Amidst the poorly-veiled disgruntled mumblings and vigorously squirming behinds, the evening’s speaker announced the lecture was now concluded and it was time for questions: “This is a Q and R, not a Q and A. I will do my best to respond to all questions directed at me, but answers I will not promise,” she said. While this statement may have sounded quaint, perhaps even smug coming from a less candid presenter, her unpretentious approach dissembled my cynicism. Starkly shadowed by bright stage lights, the speaker traversed the stage’s width back and forth, back and forth. Her purpose for the evening was to invite our denominational tribes to a mediation concerning a hotly controversial topic.
The days that I write start like this: I drop my girls off at school, and as I drive away I turn on the song, “Time” by the Abstract Giants. I know a few of the guys in band. I grew up with them. I know Andy Lempera, the drummer, from junior high band where our director promised that if we worked hard, Andy could free style while we cleaned up our clarinets and oboes, trumpets and trombones during the last five minutes of the period.
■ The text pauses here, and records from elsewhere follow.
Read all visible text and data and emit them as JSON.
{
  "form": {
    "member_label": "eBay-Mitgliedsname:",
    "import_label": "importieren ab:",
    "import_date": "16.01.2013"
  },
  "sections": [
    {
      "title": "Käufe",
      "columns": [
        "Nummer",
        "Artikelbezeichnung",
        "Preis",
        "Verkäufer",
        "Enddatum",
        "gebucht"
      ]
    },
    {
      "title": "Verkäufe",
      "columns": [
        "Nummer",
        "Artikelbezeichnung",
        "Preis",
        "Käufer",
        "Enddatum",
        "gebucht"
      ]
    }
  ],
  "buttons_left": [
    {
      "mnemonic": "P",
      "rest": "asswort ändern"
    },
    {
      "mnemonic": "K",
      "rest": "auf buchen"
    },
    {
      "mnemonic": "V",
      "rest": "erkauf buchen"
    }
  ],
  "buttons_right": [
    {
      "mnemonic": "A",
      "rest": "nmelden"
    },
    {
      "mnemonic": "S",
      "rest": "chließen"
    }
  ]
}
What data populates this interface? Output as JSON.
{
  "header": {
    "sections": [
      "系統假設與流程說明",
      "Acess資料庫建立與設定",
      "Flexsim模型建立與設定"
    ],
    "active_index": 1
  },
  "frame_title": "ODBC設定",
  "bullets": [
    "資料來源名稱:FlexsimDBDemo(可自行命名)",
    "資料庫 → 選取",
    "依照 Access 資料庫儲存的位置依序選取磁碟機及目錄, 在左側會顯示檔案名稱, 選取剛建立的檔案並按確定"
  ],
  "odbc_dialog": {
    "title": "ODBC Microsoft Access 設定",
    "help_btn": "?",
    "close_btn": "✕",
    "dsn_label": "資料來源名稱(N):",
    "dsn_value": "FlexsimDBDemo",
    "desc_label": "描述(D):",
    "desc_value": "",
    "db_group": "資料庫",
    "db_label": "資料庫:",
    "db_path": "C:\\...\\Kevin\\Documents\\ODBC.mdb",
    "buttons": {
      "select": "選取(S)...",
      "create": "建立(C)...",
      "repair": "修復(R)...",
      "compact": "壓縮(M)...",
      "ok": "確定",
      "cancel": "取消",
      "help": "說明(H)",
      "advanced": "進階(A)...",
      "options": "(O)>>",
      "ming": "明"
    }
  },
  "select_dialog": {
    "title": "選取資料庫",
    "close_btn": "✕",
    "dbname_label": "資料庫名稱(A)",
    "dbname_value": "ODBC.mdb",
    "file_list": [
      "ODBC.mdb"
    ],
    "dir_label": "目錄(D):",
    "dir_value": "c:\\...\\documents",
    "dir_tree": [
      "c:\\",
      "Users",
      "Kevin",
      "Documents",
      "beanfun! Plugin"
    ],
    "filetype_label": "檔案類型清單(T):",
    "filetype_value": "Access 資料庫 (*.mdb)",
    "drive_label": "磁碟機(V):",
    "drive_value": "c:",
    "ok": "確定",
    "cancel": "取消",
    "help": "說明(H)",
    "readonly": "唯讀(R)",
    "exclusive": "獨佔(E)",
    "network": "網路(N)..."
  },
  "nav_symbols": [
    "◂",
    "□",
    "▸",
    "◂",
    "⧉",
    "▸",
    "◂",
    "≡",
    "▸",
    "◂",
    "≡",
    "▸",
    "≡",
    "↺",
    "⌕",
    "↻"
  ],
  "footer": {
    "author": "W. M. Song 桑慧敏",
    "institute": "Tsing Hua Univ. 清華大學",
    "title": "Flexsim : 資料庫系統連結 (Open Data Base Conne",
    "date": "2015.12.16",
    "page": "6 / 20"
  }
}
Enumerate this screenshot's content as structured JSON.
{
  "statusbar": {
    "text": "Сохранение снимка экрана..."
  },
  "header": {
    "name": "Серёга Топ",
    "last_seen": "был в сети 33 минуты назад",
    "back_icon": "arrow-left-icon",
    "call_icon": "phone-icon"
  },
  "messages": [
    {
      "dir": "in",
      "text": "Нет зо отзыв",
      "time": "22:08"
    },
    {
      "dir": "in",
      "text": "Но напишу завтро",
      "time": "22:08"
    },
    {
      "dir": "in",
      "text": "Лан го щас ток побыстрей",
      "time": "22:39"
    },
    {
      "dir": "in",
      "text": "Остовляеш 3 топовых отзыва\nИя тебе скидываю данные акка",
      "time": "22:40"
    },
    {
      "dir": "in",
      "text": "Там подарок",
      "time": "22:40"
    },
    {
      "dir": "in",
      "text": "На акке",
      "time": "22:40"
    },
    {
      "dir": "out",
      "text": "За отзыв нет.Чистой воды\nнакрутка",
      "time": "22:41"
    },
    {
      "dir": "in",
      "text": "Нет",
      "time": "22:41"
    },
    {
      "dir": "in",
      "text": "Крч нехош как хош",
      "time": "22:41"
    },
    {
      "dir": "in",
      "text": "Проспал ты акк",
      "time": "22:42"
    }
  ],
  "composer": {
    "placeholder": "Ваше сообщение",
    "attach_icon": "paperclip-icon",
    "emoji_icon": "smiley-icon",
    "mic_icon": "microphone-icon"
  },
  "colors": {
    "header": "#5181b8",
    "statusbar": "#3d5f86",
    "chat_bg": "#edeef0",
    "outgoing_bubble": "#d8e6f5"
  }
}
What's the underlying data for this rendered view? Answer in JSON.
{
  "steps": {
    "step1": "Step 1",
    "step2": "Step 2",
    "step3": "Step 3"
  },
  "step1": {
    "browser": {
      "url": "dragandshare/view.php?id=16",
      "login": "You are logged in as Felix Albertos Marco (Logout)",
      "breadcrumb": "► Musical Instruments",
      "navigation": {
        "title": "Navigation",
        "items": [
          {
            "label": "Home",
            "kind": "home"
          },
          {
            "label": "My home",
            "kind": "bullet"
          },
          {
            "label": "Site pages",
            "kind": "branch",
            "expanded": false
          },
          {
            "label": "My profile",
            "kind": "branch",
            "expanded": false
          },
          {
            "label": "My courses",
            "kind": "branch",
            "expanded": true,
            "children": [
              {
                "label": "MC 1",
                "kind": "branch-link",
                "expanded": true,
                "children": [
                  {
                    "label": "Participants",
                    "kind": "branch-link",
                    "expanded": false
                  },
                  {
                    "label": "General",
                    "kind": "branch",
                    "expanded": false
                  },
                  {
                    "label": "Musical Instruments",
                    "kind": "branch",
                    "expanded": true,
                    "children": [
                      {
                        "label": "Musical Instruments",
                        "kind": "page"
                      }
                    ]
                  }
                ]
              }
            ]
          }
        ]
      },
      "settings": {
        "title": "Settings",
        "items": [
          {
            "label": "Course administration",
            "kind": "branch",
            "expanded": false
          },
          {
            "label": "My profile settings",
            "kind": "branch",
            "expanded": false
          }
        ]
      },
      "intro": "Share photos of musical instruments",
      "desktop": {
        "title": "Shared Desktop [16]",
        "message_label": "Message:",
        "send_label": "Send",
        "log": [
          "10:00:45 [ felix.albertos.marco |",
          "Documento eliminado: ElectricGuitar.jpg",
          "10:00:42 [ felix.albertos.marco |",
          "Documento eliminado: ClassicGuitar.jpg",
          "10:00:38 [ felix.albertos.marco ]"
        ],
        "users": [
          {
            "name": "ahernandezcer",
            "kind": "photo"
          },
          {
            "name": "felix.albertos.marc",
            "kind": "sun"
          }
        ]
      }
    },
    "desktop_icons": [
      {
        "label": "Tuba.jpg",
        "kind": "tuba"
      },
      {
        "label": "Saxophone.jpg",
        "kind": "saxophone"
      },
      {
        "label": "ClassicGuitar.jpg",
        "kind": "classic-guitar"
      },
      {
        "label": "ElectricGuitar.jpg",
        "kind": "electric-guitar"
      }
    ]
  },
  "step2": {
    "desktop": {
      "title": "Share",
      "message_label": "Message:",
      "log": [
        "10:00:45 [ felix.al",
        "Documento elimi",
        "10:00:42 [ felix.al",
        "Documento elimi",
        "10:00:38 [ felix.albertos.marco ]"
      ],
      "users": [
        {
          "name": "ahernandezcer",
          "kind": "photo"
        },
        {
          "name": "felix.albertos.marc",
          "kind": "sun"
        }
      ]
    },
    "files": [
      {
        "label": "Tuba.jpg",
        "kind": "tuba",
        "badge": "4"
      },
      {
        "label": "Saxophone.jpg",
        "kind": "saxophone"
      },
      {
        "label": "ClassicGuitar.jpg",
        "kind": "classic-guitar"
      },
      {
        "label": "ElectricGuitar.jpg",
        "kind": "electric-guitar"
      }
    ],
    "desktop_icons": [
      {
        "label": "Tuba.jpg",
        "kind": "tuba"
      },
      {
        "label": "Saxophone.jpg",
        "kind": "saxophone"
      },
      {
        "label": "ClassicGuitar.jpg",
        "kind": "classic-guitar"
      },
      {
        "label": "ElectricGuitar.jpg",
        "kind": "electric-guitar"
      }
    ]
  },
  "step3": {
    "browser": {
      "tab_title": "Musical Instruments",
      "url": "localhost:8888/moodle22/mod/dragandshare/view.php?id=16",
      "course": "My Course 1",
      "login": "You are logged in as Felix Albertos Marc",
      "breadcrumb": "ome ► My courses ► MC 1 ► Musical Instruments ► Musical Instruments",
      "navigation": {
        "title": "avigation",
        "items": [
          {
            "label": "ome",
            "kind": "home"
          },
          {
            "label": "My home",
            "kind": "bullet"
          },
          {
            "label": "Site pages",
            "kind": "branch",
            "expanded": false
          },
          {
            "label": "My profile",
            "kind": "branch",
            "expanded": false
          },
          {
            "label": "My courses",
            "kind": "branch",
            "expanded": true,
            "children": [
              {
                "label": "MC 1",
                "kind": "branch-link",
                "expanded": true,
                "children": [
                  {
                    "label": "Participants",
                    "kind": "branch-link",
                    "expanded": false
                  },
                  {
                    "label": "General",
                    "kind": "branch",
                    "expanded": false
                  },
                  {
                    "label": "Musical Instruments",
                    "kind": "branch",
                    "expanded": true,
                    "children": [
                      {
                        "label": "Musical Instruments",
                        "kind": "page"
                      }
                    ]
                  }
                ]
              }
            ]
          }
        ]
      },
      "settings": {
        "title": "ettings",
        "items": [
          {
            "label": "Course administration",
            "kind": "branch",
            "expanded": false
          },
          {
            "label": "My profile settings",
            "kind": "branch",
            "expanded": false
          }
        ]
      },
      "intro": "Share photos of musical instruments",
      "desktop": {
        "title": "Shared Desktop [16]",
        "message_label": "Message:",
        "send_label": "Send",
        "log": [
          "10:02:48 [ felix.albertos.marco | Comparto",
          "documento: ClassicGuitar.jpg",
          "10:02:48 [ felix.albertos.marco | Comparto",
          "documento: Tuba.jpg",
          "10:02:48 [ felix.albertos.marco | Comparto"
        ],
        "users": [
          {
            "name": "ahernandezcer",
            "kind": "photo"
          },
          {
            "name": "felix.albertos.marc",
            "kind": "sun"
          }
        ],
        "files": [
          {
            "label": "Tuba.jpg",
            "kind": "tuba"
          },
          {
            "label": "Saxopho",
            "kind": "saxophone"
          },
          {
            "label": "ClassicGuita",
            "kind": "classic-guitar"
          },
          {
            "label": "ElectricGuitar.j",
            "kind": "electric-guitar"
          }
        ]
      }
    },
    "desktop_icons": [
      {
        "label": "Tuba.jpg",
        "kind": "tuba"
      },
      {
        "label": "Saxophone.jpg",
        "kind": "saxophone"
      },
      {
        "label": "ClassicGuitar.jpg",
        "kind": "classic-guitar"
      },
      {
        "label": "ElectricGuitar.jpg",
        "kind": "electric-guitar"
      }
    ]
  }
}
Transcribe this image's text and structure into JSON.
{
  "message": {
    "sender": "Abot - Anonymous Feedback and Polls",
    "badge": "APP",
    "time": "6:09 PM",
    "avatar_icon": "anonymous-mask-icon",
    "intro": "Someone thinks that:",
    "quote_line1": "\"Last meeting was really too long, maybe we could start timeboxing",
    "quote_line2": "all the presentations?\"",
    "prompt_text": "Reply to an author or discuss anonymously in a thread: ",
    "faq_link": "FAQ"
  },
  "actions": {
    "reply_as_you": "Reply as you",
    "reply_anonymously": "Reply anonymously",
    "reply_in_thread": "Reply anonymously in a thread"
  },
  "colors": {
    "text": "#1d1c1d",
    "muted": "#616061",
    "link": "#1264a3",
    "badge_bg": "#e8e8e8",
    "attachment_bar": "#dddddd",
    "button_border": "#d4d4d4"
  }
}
I never had so much fun cleaning the spit out of my flute than when Andy played.
In 1969, California-based artist John Baldessari and his friend George Nicolaidis took a stroll through the city. While walking, Baldessari shot photographs of Nicolaidis pointing at things. On the surface the objects seemed random and rather ordinary, but they were items both the photographer and the one pointing found interesting. The film was developed and 35mm slides were distributed to fourteen amateur painters whose work Baldessari had seen at regional art fairs. The painters were instructed to faithfully copy the photographs. Baldessari then added captions identifying the painters’ names. The fourteen works were exhibited in Los Angeles and New York under a series titled The Commissioned Paintings (1970).
There were only a handful of parents at our daughter’s ballet recital. We were all dressed in jeans and jackets and shoes, our phones recording, sitting in the corner of the YMCA studio, our backs to the full-length mirrors. After the recital had begun, one mother began crawling across the wood floor, from one end of the studio to the other. Her scramble immediately struck me as unnecessary and annoying. Get up and walk.